Readiness is about “being ready to fight tonight”, having your equipment available in a serviceable condition ready to deploy. Today’s warfare is no longer about forward operating bases but about manoeuvre across long distances and managing cyber space where attacks can come from any direction at any time.
Interoperability, maybe an old “buzz word” but it's just as relevant today as ever. It is about being able to refuel using common nozzles or connectors regardless of who supplies the fuel, as well as being able to communicate with your allies and sharing information.
Standardisation amongst allies is about using the same ammunition, same fuels and same size nuts and bolts so that the support troops don’t need to carry an enormous bag of spanners.
All topics which may seem obvious but we are a long way from achieving except, maybe in the air where there is commonality air frames and greater sharing of experience.
For industry it was suggested it is about collaboration, about working together across nations in a team to develop the specification with the end user, about making the impossible a reality in short time frames not over decades. It could even be about multiple allied countries producing the same equipment to enable high levels of interoperability but still maintaining their own sovereign capability, the commonality coming through joint design to meet a common specification.
During the conference there was also a growing noise about autonomy, what form it might take, how robust it will be, how it will affect operations. Comment was made that autonomous flight and movement across water were “relatively” easy compared to moving across rough ground where there are boulders, trees, gulleys etc to navigate – its not just about driving down a tarmac road.
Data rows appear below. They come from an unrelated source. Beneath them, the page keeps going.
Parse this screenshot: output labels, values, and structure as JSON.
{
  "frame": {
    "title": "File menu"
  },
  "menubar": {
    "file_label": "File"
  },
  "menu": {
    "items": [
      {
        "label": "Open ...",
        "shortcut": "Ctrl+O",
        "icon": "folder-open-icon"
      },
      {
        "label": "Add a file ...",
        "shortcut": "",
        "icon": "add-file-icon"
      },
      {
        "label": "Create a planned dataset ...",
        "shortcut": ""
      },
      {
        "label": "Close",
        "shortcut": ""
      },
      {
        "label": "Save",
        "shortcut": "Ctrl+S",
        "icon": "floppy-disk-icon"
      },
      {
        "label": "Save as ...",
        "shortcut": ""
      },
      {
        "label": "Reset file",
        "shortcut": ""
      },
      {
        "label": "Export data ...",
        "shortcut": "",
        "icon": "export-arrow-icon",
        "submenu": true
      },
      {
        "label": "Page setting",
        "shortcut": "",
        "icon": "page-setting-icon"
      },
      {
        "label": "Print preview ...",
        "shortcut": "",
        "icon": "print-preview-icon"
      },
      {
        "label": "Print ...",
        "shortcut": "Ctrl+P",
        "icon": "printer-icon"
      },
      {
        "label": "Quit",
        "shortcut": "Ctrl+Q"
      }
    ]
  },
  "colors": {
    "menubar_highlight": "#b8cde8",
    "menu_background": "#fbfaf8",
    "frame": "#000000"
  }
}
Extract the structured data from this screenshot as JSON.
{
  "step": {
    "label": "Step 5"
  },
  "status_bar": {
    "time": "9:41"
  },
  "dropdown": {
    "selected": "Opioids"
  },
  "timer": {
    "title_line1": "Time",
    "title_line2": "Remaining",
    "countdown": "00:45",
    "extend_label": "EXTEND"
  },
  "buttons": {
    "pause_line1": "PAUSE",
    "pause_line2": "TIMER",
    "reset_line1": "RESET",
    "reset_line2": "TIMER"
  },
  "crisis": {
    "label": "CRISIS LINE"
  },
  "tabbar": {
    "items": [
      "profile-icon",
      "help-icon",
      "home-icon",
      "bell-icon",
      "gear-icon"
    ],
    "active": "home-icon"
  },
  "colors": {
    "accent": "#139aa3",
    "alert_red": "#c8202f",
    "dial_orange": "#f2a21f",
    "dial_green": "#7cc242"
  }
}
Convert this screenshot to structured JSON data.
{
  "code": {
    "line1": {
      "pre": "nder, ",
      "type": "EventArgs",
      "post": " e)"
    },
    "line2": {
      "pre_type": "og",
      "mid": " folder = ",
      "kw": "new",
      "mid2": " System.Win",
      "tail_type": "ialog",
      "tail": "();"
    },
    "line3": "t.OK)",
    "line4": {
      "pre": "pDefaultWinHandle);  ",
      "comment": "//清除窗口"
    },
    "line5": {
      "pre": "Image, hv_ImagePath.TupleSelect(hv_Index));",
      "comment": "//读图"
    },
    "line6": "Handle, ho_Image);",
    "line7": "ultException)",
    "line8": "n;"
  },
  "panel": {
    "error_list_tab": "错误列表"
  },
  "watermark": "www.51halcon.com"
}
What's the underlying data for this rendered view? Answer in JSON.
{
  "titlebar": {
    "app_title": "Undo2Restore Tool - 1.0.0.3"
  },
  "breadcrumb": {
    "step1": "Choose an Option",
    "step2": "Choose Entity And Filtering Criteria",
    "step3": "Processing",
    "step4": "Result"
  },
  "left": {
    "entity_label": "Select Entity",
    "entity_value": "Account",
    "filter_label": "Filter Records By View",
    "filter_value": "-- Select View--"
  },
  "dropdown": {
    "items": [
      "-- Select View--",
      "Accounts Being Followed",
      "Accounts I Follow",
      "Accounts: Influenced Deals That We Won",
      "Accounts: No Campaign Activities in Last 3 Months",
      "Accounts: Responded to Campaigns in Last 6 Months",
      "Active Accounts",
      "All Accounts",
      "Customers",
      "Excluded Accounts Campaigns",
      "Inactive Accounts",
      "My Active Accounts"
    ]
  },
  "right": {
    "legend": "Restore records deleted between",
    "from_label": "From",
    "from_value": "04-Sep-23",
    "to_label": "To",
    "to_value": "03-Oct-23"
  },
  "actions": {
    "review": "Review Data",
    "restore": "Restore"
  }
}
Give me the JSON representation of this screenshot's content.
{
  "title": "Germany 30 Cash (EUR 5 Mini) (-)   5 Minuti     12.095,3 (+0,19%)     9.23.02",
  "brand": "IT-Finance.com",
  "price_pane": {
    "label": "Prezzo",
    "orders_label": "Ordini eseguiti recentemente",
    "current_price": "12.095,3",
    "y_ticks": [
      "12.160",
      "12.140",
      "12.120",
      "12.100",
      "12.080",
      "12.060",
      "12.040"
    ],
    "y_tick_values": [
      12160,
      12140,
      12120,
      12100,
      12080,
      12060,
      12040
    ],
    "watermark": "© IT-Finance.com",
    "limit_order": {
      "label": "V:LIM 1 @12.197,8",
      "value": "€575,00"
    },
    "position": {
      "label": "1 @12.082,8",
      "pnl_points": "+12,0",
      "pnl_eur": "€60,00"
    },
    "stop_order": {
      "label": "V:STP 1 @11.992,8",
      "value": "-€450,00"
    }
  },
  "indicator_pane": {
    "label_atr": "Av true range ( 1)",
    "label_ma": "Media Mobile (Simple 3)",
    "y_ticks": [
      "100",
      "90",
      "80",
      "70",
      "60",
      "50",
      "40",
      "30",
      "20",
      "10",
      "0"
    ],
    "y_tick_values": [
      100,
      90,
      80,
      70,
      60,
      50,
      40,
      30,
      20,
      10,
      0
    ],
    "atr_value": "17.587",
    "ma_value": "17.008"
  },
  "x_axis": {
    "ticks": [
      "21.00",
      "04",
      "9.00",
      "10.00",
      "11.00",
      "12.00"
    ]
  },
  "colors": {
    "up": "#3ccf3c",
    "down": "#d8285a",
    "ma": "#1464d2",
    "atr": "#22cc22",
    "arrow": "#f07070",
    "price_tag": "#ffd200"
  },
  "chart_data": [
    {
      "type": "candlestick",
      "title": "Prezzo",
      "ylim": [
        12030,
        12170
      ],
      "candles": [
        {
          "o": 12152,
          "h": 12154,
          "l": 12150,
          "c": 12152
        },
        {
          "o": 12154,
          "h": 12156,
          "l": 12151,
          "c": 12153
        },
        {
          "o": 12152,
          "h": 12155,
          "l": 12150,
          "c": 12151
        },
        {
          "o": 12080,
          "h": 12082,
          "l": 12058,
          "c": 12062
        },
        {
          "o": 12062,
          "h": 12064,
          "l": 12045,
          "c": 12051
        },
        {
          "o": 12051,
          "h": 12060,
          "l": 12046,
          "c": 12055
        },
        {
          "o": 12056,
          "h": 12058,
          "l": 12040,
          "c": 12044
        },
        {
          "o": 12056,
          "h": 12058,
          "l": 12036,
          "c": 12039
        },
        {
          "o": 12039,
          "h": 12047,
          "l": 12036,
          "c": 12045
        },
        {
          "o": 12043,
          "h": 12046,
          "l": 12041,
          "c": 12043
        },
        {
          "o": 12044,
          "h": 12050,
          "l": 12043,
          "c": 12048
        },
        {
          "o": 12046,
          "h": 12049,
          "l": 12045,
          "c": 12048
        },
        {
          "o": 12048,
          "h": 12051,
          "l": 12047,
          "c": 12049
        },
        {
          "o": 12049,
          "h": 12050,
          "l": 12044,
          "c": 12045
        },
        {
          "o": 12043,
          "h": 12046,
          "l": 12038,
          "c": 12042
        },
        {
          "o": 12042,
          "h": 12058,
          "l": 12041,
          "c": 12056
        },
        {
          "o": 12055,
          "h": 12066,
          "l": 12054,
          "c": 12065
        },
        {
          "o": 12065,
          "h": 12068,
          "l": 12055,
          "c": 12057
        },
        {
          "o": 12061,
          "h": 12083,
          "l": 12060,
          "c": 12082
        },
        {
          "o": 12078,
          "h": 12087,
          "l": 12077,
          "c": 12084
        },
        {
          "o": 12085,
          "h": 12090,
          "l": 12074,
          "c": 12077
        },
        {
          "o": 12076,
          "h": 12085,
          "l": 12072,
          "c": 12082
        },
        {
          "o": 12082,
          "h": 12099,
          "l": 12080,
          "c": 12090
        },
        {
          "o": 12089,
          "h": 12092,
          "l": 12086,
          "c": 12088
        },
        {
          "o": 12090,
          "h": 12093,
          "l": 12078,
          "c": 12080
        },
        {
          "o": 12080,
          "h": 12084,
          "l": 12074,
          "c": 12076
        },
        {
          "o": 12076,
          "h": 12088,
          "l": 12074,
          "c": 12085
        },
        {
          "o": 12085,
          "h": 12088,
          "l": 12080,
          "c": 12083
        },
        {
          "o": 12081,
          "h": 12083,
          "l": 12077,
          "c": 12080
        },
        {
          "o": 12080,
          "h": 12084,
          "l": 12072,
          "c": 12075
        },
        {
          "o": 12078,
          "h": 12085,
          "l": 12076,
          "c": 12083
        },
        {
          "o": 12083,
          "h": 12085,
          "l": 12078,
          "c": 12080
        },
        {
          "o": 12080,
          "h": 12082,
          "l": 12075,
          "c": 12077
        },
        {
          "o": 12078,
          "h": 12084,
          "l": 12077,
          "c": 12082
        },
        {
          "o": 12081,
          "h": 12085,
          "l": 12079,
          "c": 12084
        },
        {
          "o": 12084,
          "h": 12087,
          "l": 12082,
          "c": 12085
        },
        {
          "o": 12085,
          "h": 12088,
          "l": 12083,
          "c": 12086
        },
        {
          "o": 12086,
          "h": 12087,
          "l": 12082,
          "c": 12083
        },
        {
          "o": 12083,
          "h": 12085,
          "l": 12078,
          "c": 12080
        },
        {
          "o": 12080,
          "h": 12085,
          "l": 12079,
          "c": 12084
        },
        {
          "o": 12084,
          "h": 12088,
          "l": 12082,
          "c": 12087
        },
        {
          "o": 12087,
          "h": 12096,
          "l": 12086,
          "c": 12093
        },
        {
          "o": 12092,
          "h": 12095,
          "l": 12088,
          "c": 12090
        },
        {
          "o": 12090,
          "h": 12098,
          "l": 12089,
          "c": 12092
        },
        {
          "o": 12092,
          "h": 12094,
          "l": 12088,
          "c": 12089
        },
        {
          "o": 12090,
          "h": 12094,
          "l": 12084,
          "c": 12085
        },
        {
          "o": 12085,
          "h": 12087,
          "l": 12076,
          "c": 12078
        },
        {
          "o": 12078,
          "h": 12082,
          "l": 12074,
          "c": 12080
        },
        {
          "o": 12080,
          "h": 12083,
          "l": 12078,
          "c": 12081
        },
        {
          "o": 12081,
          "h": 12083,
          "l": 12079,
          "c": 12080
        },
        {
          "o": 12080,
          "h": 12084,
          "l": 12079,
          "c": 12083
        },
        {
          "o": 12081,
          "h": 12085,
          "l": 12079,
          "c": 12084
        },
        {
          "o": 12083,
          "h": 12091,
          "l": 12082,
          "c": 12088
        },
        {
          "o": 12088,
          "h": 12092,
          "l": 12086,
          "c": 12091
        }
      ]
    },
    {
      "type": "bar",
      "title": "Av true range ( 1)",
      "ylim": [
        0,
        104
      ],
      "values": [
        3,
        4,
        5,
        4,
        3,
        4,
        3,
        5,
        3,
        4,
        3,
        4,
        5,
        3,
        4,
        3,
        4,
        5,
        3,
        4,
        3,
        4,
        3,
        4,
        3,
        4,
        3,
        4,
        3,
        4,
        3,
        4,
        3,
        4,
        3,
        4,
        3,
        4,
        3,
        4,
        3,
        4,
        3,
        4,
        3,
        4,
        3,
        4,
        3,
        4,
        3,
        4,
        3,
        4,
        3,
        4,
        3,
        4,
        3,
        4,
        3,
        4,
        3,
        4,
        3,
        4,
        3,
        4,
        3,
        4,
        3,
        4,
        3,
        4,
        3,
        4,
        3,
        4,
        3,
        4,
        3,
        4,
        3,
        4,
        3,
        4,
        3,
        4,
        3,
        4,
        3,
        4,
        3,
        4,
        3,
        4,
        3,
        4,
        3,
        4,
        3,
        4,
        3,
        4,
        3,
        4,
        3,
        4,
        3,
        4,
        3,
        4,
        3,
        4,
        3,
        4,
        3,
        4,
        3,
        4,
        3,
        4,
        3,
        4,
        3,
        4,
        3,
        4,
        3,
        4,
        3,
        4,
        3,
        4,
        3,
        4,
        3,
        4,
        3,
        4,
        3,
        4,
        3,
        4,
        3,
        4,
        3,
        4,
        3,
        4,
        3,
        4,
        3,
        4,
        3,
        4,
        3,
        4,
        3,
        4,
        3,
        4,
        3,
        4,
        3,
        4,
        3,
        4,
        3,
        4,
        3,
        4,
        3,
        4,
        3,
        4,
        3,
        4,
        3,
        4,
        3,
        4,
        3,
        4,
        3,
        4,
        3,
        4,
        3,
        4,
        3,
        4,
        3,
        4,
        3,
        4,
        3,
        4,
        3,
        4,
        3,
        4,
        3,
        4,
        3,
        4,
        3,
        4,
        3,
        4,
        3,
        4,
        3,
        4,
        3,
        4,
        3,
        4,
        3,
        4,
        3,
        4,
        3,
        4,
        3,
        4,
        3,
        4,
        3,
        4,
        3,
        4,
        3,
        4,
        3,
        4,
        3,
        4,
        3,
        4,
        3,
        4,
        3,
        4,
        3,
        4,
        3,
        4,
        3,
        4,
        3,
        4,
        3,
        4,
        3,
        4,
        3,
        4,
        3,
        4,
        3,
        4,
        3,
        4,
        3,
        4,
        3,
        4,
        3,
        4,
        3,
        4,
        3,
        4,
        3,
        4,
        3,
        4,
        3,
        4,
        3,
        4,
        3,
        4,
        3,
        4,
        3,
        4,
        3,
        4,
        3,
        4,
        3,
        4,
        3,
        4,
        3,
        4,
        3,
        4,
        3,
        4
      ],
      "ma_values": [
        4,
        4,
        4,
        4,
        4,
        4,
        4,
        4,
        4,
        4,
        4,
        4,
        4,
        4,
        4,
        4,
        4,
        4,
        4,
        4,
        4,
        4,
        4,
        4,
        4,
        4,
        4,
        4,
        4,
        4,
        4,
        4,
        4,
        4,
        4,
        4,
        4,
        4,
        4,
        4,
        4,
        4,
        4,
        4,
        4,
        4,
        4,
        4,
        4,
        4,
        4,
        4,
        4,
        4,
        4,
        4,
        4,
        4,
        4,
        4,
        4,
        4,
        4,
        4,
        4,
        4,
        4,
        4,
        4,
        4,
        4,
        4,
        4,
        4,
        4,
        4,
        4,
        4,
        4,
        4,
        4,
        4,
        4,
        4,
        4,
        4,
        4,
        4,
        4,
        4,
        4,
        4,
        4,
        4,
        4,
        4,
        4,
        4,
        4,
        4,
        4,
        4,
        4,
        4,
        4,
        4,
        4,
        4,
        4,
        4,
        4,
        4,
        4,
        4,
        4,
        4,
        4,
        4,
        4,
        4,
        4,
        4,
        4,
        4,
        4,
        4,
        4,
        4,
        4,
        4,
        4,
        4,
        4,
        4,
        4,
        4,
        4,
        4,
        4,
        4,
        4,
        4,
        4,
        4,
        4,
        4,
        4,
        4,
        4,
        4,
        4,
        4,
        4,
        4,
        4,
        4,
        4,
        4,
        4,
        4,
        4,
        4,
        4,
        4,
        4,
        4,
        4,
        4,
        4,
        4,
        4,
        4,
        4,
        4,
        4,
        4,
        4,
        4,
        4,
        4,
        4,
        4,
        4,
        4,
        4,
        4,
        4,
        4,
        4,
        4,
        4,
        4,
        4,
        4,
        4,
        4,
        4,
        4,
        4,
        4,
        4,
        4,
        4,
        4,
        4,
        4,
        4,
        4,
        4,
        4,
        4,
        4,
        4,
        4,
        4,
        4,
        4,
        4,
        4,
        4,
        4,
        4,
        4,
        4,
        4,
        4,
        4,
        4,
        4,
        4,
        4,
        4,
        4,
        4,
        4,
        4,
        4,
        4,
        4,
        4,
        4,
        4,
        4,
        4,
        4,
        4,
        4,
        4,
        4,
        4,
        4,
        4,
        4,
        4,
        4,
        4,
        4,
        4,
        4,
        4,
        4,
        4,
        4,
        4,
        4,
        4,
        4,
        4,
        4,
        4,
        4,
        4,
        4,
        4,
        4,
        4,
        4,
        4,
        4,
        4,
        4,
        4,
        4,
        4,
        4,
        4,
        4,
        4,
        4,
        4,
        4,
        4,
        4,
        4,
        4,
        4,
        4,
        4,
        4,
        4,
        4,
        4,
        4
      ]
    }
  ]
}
Underlying all this was the need to relook at support. Defence forces are moving away from the classic template to now wanting support at least for availability and in some cases for effect.